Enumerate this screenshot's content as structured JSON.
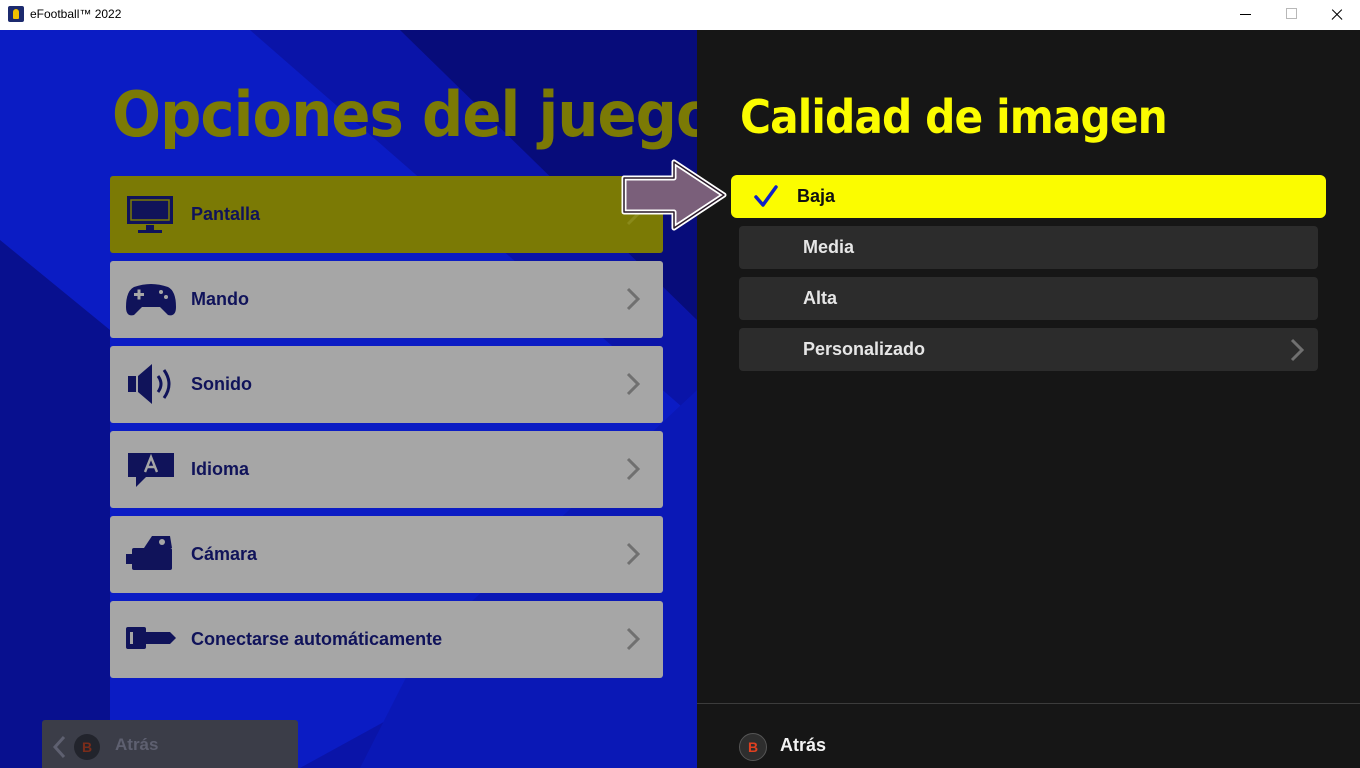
{
  "window": {
    "title": "eFootball™ 2022",
    "controls": [
      "minimize",
      "maximize",
      "close"
    ]
  },
  "left_panel": {
    "title": "Opciones del juego",
    "menu": [
      {
        "label": "Pantalla",
        "icon": "monitor-icon",
        "active": true
      },
      {
        "label": "Mando",
        "icon": "gamepad-icon",
        "active": false
      },
      {
        "label": "Sonido",
        "icon": "speaker-icon",
        "active": false
      },
      {
        "label": "Idioma",
        "icon": "language-bubble-icon",
        "active": false
      },
      {
        "label": "Cámara",
        "icon": "camera-icon",
        "active": false
      },
      {
        "label": "Conectarse automáticamente",
        "icon": "key-icon",
        "active": false
      }
    ],
    "back": {
      "button": "B",
      "label": "Atrás"
    }
  },
  "right_panel": {
    "title": "Calidad de imagen",
    "options": [
      {
        "label": "Baja",
        "selected": true
      },
      {
        "label": "Media",
        "selected": false
      },
      {
        "label": "Alta",
        "selected": false
      },
      {
        "label": "Personalizado",
        "selected": false,
        "has_submenu": true
      }
    ],
    "back": {
      "button": "B",
      "label": "Atrás"
    }
  },
  "colors": {
    "left_bg": "#070c7a",
    "accent_olive": "#7b7a05",
    "accent_yellow": "#fbfc00",
    "right_bg": "#161616",
    "menu_item_bg": "#a6a6a6"
  }
}
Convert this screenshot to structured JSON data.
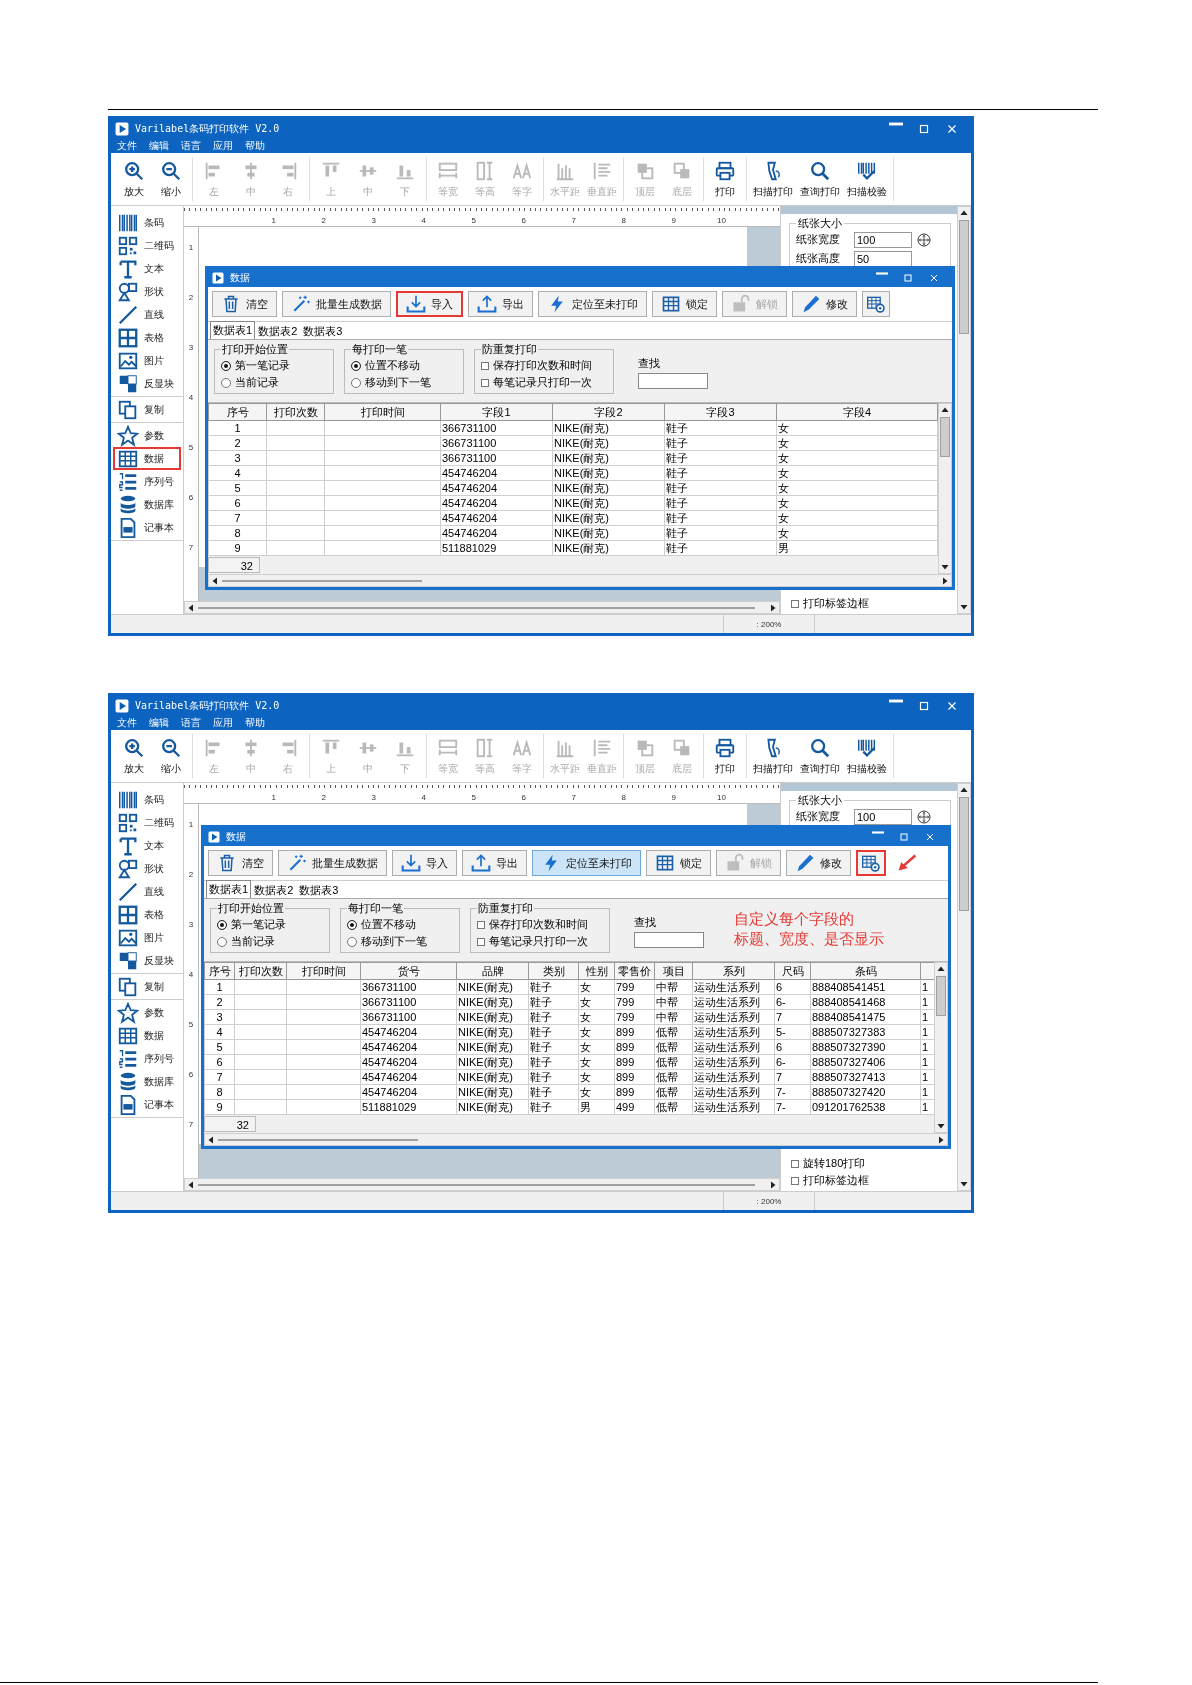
{
  "screenshots": [
    {
      "app": {
        "title": "Varilabel条码打印软件 V2.0",
        "menu": [
          "文件",
          "编辑",
          "语言",
          "应用",
          "帮助"
        ],
        "toolbar": [
          [
            {
              "label": "放大",
              "disabled": false
            },
            {
              "label": "缩小",
              "disabled": false
            }
          ],
          [
            {
              "label": "左",
              "disabled": true
            },
            {
              "label": "中",
              "disabled": true
            },
            {
              "label": "右",
              "disabled": true
            }
          ],
          [
            {
              "label": "上",
              "disabled": true
            },
            {
              "label": "中",
              "disabled": true
            },
            {
              "label": "下",
              "disabled": true
            }
          ],
          [
            {
              "label": "等宽",
              "disabled": true
            },
            {
              "label": "等高",
              "disabled": true
            },
            {
              "label": "等字",
              "disabled": true
            }
          ],
          [
            {
              "label": "水平距",
              "disabled": true
            },
            {
              "label": "垂直距",
              "disabled": true
            }
          ],
          [
            {
              "label": "顶层",
              "disabled": true
            },
            {
              "label": "底层",
              "disabled": true
            }
          ],
          [
            {
              "label": "打印",
              "disabled": false
            }
          ],
          [
            {
              "label": "扫描打印",
              "disabled": false
            },
            {
              "label": "查询打印",
              "disabled": false
            },
            {
              "label": "扫描校验",
              "disabled": false
            }
          ]
        ],
        "sidebar": [
          [
            {
              "label": "条码",
              "annotated": false
            },
            {
              "label": "二维码",
              "annotated": false
            },
            {
              "label": "文本",
              "annotated": false
            },
            {
              "label": "形状",
              "annotated": false
            },
            {
              "label": "直线",
              "annotated": false
            },
            {
              "label": "表格",
              "annotated": false
            },
            {
              "label": "图片",
              "annotated": false
            },
            {
              "label": "反显块",
              "annotated": false
            }
          ],
          [
            {
              "label": "复制",
              "annotated": false
            }
          ],
          [
            {
              "label": "参数",
              "annotated": false
            },
            {
              "label": "数据",
              "annotated": true
            },
            {
              "label": "序列号",
              "annotated": false
            },
            {
              "label": "数据库",
              "annotated": false
            },
            {
              "label": "记事本",
              "annotated": false
            }
          ]
        ],
        "ruler": [
          "1",
          "2",
          "3",
          "4",
          "5",
          "6",
          "7",
          "8",
          "9",
          "10"
        ],
        "vruler": [
          "1",
          "2",
          "3",
          "4",
          "5",
          "6",
          "7"
        ],
        "panel": {
          "group": "纸张大小",
          "fields": [
            {
              "label": "纸张宽度",
              "value": "100"
            },
            {
              "label": "纸张高度",
              "value": "50"
            }
          ],
          "options": [
            {
              "label": "打印标签边框",
              "checked": false
            }
          ]
        },
        "status": ": 200%"
      },
      "dialog": {
        "title": "数据",
        "buttons": [
          {
            "kind": "text",
            "label": "清空",
            "disabled": false,
            "highlighted": false,
            "annotated": false
          },
          {
            "kind": "text",
            "label": "批量生成数据",
            "disabled": false,
            "highlighted": false,
            "annotated": false
          },
          {
            "kind": "text",
            "label": "导入",
            "disabled": false,
            "highlighted": false,
            "annotated": true
          },
          {
            "kind": "text",
            "label": "导出",
            "disabled": false,
            "highlighted": false,
            "annotated": false
          },
          {
            "kind": "text",
            "label": "定位至未打印",
            "disabled": false,
            "highlighted": false,
            "annotated": false
          },
          {
            "kind": "text",
            "label": "锁定",
            "disabled": false,
            "highlighted": false,
            "annotated": false
          },
          {
            "kind": "text",
            "label": "解锁",
            "disabled": true,
            "highlighted": false,
            "annotated": false
          },
          {
            "kind": "text",
            "label": "修改",
            "disabled": false,
            "highlighted": false,
            "annotated": false
          },
          {
            "kind": "icon",
            "disabled": false,
            "highlighted": false,
            "annotated": false
          }
        ],
        "tabs": [
          {
            "label": "数据表1",
            "selected": true
          },
          {
            "label": "数据表2",
            "selected": false
          },
          {
            "label": "数据表3",
            "selected": false
          }
        ],
        "groups": [
          {
            "title": "打印开始位置",
            "kind": "radio",
            "options": [
              {
                "label": "第一笔记录",
                "selected": true
              },
              {
                "label": "当前记录",
                "selected": false
              }
            ]
          },
          {
            "title": "每打印一笔",
            "kind": "radio",
            "options": [
              {
                "label": "位置不移动",
                "selected": true
              },
              {
                "label": "移动到下一笔",
                "selected": false
              }
            ]
          },
          {
            "title": "防重复打印",
            "kind": "checkbox",
            "options": [
              {
                "label": "保存打印次数和时间",
                "checked": false
              },
              {
                "label": "每笔记录只打印一次",
                "checked": false
              }
            ]
          }
        ],
        "search": {
          "label": "查找"
        },
        "table": {
          "columns": [
            "序号",
            "打印次数",
            "打印时间",
            "字段1",
            "字段2",
            "字段3",
            "字段4"
          ],
          "rows": [
            [
              "1",
              null,
              null,
              "366731100",
              "NIKE(耐克)",
              "鞋子",
              "女"
            ],
            [
              "2",
              null,
              null,
              "366731100",
              "NIKE(耐克)",
              "鞋子",
              "女"
            ],
            [
              "3",
              null,
              null,
              "366731100",
              "NIKE(耐克)",
              "鞋子",
              "女"
            ],
            [
              "4",
              null,
              null,
              "454746204",
              "NIKE(耐克)",
              "鞋子",
              "女"
            ],
            [
              "5",
              null,
              null,
              "454746204",
              "NIKE(耐克)",
              "鞋子",
              "女"
            ],
            [
              "6",
              null,
              null,
              "454746204",
              "NIKE(耐克)",
              "鞋子",
              "女"
            ],
            [
              "7",
              null,
              null,
              "454746204",
              "NIKE(耐克)",
              "鞋子",
              "女"
            ],
            [
              "8",
              null,
              null,
              "454746204",
              "NIKE(耐克)",
              "鞋子",
              "女"
            ],
            [
              "9",
              null,
              null,
              "511881029",
              "NIKE(耐克)",
              "鞋子",
              "男"
            ]
          ]
        },
        "record_count": "32"
      }
    },
    {
      "app": {
        "title": "Varilabel条码打印软件 V2.0",
        "menu": [
          "文件",
          "编辑",
          "语言",
          "应用",
          "帮助"
        ],
        "toolbar": [
          [
            {
              "label": "放大",
              "disabled": false
            },
            {
              "label": "缩小",
              "disabled": false
            }
          ],
          [
            {
              "label": "左",
              "disabled": true
            },
            {
              "label": "中",
              "disabled": true
            },
            {
              "label": "右",
              "disabled": true
            }
          ],
          [
            {
              "label": "上",
              "disabled": true
            },
            {
              "label": "中",
              "disabled": true
            },
            {
              "label": "下",
              "disabled": true
            }
          ],
          [
            {
              "label": "等宽",
              "disabled": true
            },
            {
              "label": "等高",
              "disabled": true
            },
            {
              "label": "等字",
              "disabled": true
            }
          ],
          [
            {
              "label": "水平距",
              "disabled": true
            },
            {
              "label": "垂直距",
              "disabled": true
            }
          ],
          [
            {
              "label": "顶层",
              "disabled": true
            },
            {
              "label": "底层",
              "disabled": true
            }
          ],
          [
            {
              "label": "打印",
              "disabled": false
            }
          ],
          [
            {
              "label": "扫描打印",
              "disabled": false
            },
            {
              "label": "查询打印",
              "disabled": false
            },
            {
              "label": "扫描校验",
              "disabled": false
            }
          ]
        ],
        "sidebar": [
          [
            {
              "label": "条码",
              "annotated": false
            },
            {
              "label": "二维码",
              "annotated": false
            },
            {
              "label": "文本",
              "annotated": false
            },
            {
              "label": "形状",
              "annotated": false
            },
            {
              "label": "直线",
              "annotated": false
            },
            {
              "label": "表格",
              "annotated": false
            },
            {
              "label": "图片",
              "annotated": false
            },
            {
              "label": "反显块",
              "annotated": false
            }
          ],
          [
            {
              "label": "复制",
              "annotated": false
            }
          ],
          [
            {
              "label": "参数",
              "annotated": false
            },
            {
              "label": "数据",
              "annotated": false
            },
            {
              "label": "序列号",
              "annotated": false
            },
            {
              "label": "数据库",
              "annotated": false
            },
            {
              "label": "记事本",
              "annotated": false
            }
          ]
        ],
        "ruler": [
          "1",
          "2",
          "3",
          "4",
          "5",
          "6",
          "7",
          "8",
          "9",
          "10"
        ],
        "vruler": [
          "1",
          "2",
          "3",
          "4",
          "5",
          "6",
          "7"
        ],
        "panel": {
          "group": "纸张大小",
          "fields": [
            {
              "label": "纸张宽度",
              "value": "100"
            }
          ],
          "options": [
            {
              "label": "旋转180打印",
              "checked": false
            },
            {
              "label": "打印标签边框",
              "checked": false
            }
          ]
        },
        "status": ": 200%"
      },
      "dialog": {
        "title": "数据",
        "buttons": [
          {
            "kind": "text",
            "label": "清空",
            "disabled": false,
            "highlighted": false,
            "annotated": false
          },
          {
            "kind": "text",
            "label": "批量生成数据",
            "disabled": false,
            "highlighted": false,
            "annotated": false
          },
          {
            "kind": "text",
            "label": "导入",
            "disabled": false,
            "highlighted": false,
            "annotated": false
          },
          {
            "kind": "text",
            "label": "导出",
            "disabled": false,
            "highlighted": false,
            "annotated": false
          },
          {
            "kind": "text",
            "label": "定位至未打印",
            "disabled": false,
            "highlighted": true,
            "annotated": false
          },
          {
            "kind": "text",
            "label": "锁定",
            "disabled": false,
            "highlighted": false,
            "annotated": false
          },
          {
            "kind": "text",
            "label": "解锁",
            "disabled": true,
            "highlighted": false,
            "annotated": false
          },
          {
            "kind": "text",
            "label": "修改",
            "disabled": false,
            "highlighted": false,
            "annotated": false
          },
          {
            "kind": "icon",
            "disabled": false,
            "highlighted": false,
            "annotated": true
          }
        ],
        "annotation_arrow": true,
        "tabs": [
          {
            "label": "数据表1",
            "selected": true
          },
          {
            "label": "数据表2",
            "selected": false
          },
          {
            "label": "数据表3",
            "selected": false
          }
        ],
        "groups": [
          {
            "title": "打印开始位置",
            "kind": "radio",
            "options": [
              {
                "label": "第一笔记录",
                "selected": true
              },
              {
                "label": "当前记录",
                "selected": false
              }
            ]
          },
          {
            "title": "每打印一笔",
            "kind": "radio",
            "options": [
              {
                "label": "位置不移动",
                "selected": true
              },
              {
                "label": "移动到下一笔",
                "selected": false
              }
            ]
          },
          {
            "title": "防重复打印",
            "kind": "checkbox",
            "options": [
              {
                "label": "保存打印次数和时间",
                "checked": false
              },
              {
                "label": "每笔记录只打印一次",
                "checked": false
              }
            ]
          }
        ],
        "search": {
          "label": "查找"
        },
        "note": [
          "自定义每个字段的",
          "标题、宽度、是否显示"
        ],
        "table": {
          "columns": [
            "序号",
            "打印次数",
            "打印时间",
            "货号",
            "品牌",
            "类别",
            "性别",
            "零售价",
            "项目",
            "系列",
            "尺码",
            "条码"
          ],
          "rows": [
            [
              "1",
              null,
              null,
              "366731100",
              "NIKE(耐克)",
              "鞋子",
              "女",
              "799",
              "中帮",
              "运动生活系列",
              "6",
              "888408541451",
              "1"
            ],
            [
              "2",
              null,
              null,
              "366731100",
              "NIKE(耐克)",
              "鞋子",
              "女",
              "799",
              "中帮",
              "运动生活系列",
              "6-",
              "888408541468",
              "1"
            ],
            [
              "3",
              null,
              null,
              "366731100",
              "NIKE(耐克)",
              "鞋子",
              "女",
              "799",
              "中帮",
              "运动生活系列",
              "7",
              "888408541475",
              "1"
            ],
            [
              "4",
              null,
              null,
              "454746204",
              "NIKE(耐克)",
              "鞋子",
              "女",
              "899",
              "低帮",
              "运动生活系列",
              "5-",
              "888507327383",
              "1"
            ],
            [
              "5",
              null,
              null,
              "454746204",
              "NIKE(耐克)",
              "鞋子",
              "女",
              "899",
              "低帮",
              "运动生活系列",
              "6",
              "888507327390",
              "1"
            ],
            [
              "6",
              null,
              null,
              "454746204",
              "NIKE(耐克)",
              "鞋子",
              "女",
              "899",
              "低帮",
              "运动生活系列",
              "6-",
              "888507327406",
              "1"
            ],
            [
              "7",
              null,
              null,
              "454746204",
              "NIKE(耐克)",
              "鞋子",
              "女",
              "899",
              "低帮",
              "运动生活系列",
              "7",
              "888507327413",
              "1"
            ],
            [
              "8",
              null,
              null,
              "454746204",
              "NIKE(耐克)",
              "鞋子",
              "女",
              "899",
              "低帮",
              "运动生活系列",
              "7-",
              "888507327420",
              "1"
            ],
            [
              "9",
              null,
              null,
              "511881029",
              "NIKE(耐克)",
              "鞋子",
              "男",
              "499",
              "低帮",
              "运动生活系列",
              "7-",
              "091201762538",
              "1"
            ]
          ]
        },
        "record_count": "32"
      }
    }
  ]
}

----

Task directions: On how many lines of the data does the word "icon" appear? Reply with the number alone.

Solution below: 8